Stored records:
···

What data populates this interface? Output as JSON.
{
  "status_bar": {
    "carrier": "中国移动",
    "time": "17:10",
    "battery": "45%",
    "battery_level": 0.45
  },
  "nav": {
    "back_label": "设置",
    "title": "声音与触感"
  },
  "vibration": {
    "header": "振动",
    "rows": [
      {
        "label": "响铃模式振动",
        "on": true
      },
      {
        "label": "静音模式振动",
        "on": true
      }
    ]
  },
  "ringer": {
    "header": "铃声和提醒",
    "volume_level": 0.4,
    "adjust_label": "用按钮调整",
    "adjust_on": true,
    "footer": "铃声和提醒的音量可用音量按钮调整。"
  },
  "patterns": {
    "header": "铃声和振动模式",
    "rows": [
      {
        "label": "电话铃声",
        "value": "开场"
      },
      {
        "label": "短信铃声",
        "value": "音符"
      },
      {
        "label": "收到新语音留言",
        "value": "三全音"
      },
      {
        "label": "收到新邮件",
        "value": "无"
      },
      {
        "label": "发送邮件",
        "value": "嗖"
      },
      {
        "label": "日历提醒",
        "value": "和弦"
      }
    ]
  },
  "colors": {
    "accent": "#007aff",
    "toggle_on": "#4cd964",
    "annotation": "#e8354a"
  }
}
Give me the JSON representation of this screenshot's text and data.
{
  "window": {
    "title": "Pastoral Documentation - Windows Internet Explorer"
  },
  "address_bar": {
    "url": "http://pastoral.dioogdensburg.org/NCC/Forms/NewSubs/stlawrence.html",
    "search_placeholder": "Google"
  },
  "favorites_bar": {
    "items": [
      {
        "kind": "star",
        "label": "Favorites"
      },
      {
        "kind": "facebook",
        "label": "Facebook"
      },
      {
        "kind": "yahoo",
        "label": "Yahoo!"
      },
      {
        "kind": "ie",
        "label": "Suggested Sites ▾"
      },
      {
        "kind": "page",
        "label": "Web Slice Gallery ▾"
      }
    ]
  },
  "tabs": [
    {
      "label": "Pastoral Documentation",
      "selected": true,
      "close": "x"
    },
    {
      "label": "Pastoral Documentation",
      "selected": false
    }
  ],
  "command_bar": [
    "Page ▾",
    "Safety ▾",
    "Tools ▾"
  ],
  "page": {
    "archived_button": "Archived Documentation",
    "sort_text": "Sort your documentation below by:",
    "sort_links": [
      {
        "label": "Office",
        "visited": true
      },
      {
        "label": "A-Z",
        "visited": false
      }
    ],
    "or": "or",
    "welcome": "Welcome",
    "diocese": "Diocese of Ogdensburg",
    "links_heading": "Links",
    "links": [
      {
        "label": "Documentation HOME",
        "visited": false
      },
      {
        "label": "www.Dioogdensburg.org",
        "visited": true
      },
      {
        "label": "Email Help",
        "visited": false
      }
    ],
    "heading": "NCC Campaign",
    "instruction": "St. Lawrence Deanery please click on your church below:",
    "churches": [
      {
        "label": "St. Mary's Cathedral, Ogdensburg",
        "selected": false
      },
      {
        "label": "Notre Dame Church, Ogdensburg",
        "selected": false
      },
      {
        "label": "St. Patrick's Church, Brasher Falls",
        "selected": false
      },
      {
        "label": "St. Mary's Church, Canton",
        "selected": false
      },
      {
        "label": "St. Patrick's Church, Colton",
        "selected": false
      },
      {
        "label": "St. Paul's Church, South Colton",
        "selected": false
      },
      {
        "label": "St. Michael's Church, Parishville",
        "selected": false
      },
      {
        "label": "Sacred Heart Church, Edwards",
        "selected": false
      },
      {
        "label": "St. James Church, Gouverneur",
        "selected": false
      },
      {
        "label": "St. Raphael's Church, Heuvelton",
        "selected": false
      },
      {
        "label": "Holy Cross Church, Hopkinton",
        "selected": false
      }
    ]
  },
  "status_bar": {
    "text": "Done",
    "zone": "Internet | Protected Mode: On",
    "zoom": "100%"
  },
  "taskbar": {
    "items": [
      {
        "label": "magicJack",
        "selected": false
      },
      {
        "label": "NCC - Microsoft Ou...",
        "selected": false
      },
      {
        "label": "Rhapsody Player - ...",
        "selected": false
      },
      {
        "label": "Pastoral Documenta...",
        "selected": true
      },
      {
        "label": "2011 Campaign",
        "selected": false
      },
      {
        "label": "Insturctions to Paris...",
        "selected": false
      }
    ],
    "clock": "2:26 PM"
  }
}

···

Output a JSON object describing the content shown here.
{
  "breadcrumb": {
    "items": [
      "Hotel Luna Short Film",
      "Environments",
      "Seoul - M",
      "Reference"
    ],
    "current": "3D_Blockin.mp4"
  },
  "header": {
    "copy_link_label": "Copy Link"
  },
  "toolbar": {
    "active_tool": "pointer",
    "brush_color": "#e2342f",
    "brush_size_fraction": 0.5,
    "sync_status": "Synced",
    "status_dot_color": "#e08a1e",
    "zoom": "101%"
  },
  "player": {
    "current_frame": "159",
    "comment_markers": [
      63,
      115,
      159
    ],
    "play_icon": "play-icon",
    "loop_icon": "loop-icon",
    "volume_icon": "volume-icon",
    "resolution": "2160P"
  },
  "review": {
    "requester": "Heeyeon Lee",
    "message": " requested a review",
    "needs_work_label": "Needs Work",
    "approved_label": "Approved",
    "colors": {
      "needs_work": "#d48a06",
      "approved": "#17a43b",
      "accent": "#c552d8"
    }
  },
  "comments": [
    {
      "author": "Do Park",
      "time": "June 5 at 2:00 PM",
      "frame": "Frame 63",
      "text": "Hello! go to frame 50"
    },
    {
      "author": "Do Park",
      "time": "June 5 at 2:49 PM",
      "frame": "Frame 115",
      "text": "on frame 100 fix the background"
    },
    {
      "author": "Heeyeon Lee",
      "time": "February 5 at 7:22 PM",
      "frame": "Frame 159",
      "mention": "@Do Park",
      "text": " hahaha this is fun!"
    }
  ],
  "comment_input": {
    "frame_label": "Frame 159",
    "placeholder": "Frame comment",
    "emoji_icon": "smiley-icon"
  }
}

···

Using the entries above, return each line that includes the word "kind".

**Response**
        "kind": "star",
        "kind": "facebook",
        "kind": "yahoo",
        "kind": "ie",
        "kind": "page",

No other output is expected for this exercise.